At this point, please allow me to stress, the photographer is under no obligation to open my email, read it or reply. All you can do is write and … wait. Well, as you have seen, or will see, there are three video clips here taken by drone and one handheld. Out of four, how many would respond?
The answer is: within hours, all four got back to me, freely offering permission for me to use their creations for the new trailer, even wishing me well with the project, and taking an interest in seeing the finished product. Their generosity warmed my heart. Four delightful exchanges that I would have missed if I’d simply been able to enter the vault of a stock video account and press the download button. So although they are listed in the trailer credits, I would like to pay tribute to Andy of Drone UK, Yorkshire Drone Tours, David of DavideoVisits and Your Time To Relax. Each of them has a channel on YouTube, so if you enjoyed the few seconds of their work, please hop on over, sample the delights of their collections, and if they give you pleasure, press ‘like’ or ‘subscribe’. Little things mean a lot.
Ah, yes, the soundtrack. The theme tune for our heroine’s village of Sunken Madley is by that talented Australian and outstandingly generous composer Aaron Kenny. His work is of such splendour that every piece he writes makes the world a more beautiful place. Aaron has provided a wide range of short pieces and has placed them in the public domain for anyone to use. His English Country Garden is the sound of Sunken Madley.
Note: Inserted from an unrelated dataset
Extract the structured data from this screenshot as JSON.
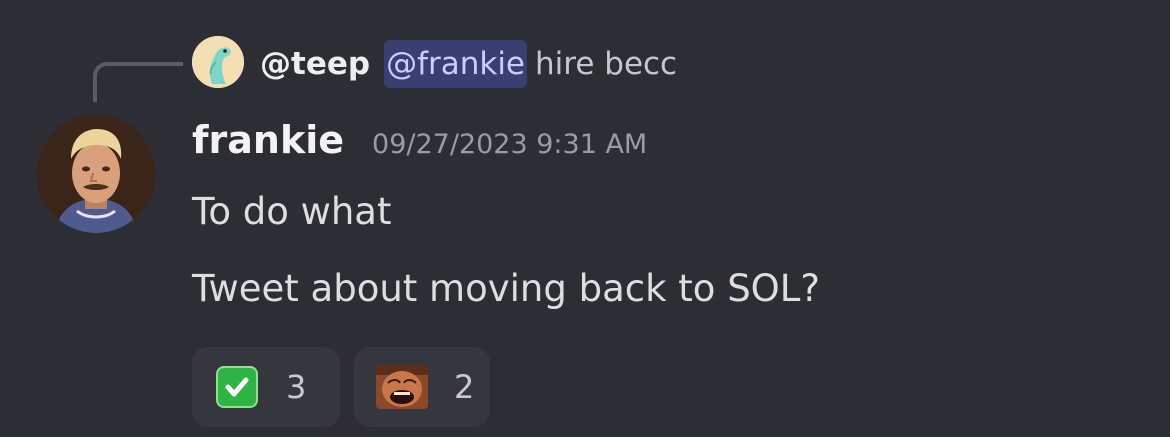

I have included other pieces by Aaron in the soundtracks for my trailers and other videos, but for something fresh for the dramatic parts of the video, I looked further afield and found the right fit with a piece by Jason Shaw of audionautix.com. Jason allows anyone to use his music, requesting only that they credit his site, which is a very small ask for creations that require such musical gifts and digital expertise.
Saying Thank You
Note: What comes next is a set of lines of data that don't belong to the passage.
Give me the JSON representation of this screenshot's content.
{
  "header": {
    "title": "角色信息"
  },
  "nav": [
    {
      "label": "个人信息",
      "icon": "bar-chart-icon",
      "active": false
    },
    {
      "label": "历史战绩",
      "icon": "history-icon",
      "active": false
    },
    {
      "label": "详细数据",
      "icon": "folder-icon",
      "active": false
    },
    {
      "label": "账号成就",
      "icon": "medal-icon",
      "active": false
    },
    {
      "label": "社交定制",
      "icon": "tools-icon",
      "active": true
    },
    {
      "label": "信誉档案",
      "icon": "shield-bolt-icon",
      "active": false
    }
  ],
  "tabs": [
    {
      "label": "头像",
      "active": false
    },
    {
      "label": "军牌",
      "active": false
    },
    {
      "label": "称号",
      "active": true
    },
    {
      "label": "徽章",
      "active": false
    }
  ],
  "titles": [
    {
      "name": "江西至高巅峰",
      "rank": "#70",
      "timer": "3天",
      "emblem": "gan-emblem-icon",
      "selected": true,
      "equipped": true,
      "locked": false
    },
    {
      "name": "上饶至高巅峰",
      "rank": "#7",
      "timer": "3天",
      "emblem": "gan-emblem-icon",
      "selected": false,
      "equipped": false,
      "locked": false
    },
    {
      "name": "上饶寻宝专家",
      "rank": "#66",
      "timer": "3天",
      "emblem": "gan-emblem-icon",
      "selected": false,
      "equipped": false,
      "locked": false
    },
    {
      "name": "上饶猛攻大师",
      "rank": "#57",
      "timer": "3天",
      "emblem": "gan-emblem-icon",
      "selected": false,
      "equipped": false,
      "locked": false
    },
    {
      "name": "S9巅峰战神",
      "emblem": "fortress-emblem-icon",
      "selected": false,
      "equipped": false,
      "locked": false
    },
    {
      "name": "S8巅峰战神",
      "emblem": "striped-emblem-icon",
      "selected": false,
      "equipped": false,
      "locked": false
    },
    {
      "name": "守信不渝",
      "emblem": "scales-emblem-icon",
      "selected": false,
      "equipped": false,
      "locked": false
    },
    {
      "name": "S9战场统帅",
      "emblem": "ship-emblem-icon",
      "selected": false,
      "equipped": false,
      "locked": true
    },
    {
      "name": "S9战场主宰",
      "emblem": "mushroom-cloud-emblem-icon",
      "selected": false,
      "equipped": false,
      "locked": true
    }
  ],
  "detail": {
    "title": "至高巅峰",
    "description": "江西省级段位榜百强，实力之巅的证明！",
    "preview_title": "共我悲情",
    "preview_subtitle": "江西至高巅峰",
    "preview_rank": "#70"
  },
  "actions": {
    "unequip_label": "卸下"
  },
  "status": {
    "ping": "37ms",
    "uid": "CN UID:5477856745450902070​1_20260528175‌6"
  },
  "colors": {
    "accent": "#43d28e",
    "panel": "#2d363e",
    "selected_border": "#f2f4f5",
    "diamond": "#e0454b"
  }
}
Most of the images I use come with a license of some description, so you don’t have to attribute them, but it feels good to give the photographer a little time in the spotlight. In the process of doing so, you discover new gems they have taken and new websites that offer free or modestly priced photos and videos. These amateurs and professionals come from all over the world and have access to sights that it would be expensive to visit but to in-the-moment photo opportunities that no money can buy. Every one is a sweetshop!
As for the final result, it is not just to give you a taste of the book but a way of providing a little treat which is a thank you, both to you readers who have been with me from earlier on the journey and those who have just joined our merry band. So I very much hope that you enjoy it. If you see it on YouTube or one of the other social sites you like, please do share it with any friends who might enjoy it too. Spread the love, because everything I create for you is made with it.
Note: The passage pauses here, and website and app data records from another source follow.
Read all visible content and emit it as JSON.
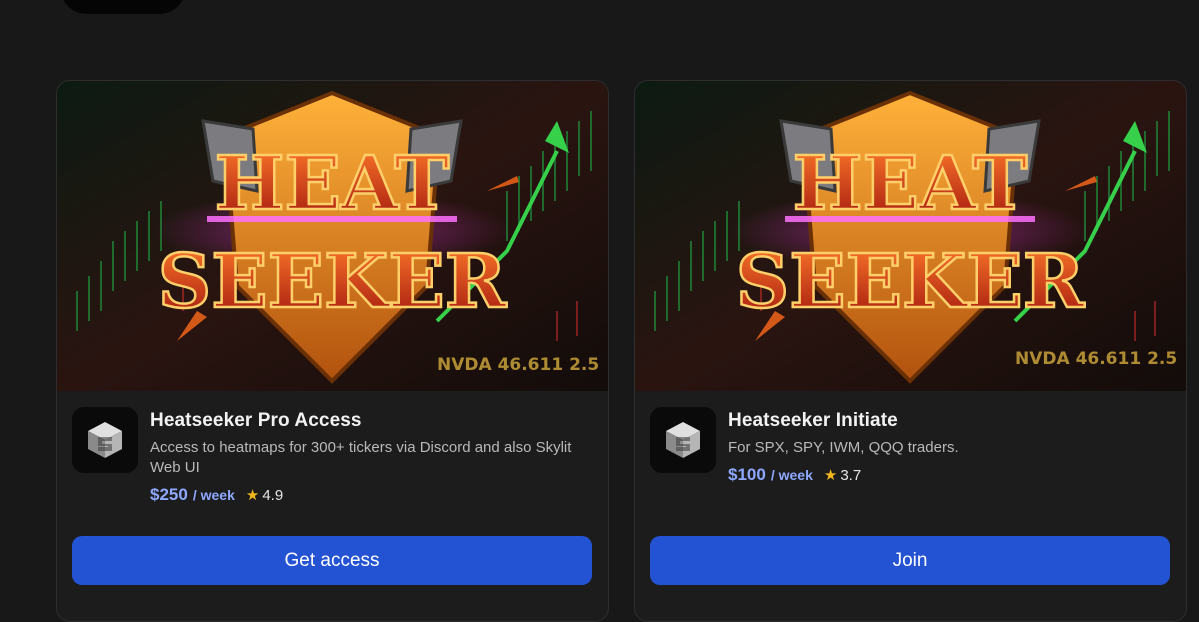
{
  "cards": [
    {
      "title": "Heatseeker Pro Access",
      "description": "Access to heatmaps for 300+ tickers via Discord and also Skylit Web UI",
      "price": "$250",
      "period": "/ week",
      "rating": "4.9",
      "button_label": "Get access",
      "banner": {
        "line1": "HEAT",
        "line2": "SEEKER",
        "ticker": "NVDA  46.611  2.5"
      }
    },
    {
      "title": "Heatseeker Initiate",
      "description": "For SPX, SPY, IWM, QQQ traders.",
      "price": "$100",
      "period": "/ week",
      "rating": "3.7",
      "button_label": "Join",
      "banner": {
        "line1": "HEAT",
        "line2": "SEEKER",
        "ticker": "NVDA  46.611  2.5"
      }
    }
  ],
  "colors": {
    "accent": "#2353d3",
    "price": "#8ea8ff",
    "star": "#f4b81c"
  },
  "icons": {
    "logo": "stacked-s-cube-logo",
    "rating": "star-icon"
  }
}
In the workshop: the video with a voiceover of me reading Chapter One of Amanda Cadabra and The Nightstairs with, what I hope you will find to be, pleasing visual accompaniment. And after that? (Dramatic music, please) Launch Day!
Back soon, dear readers.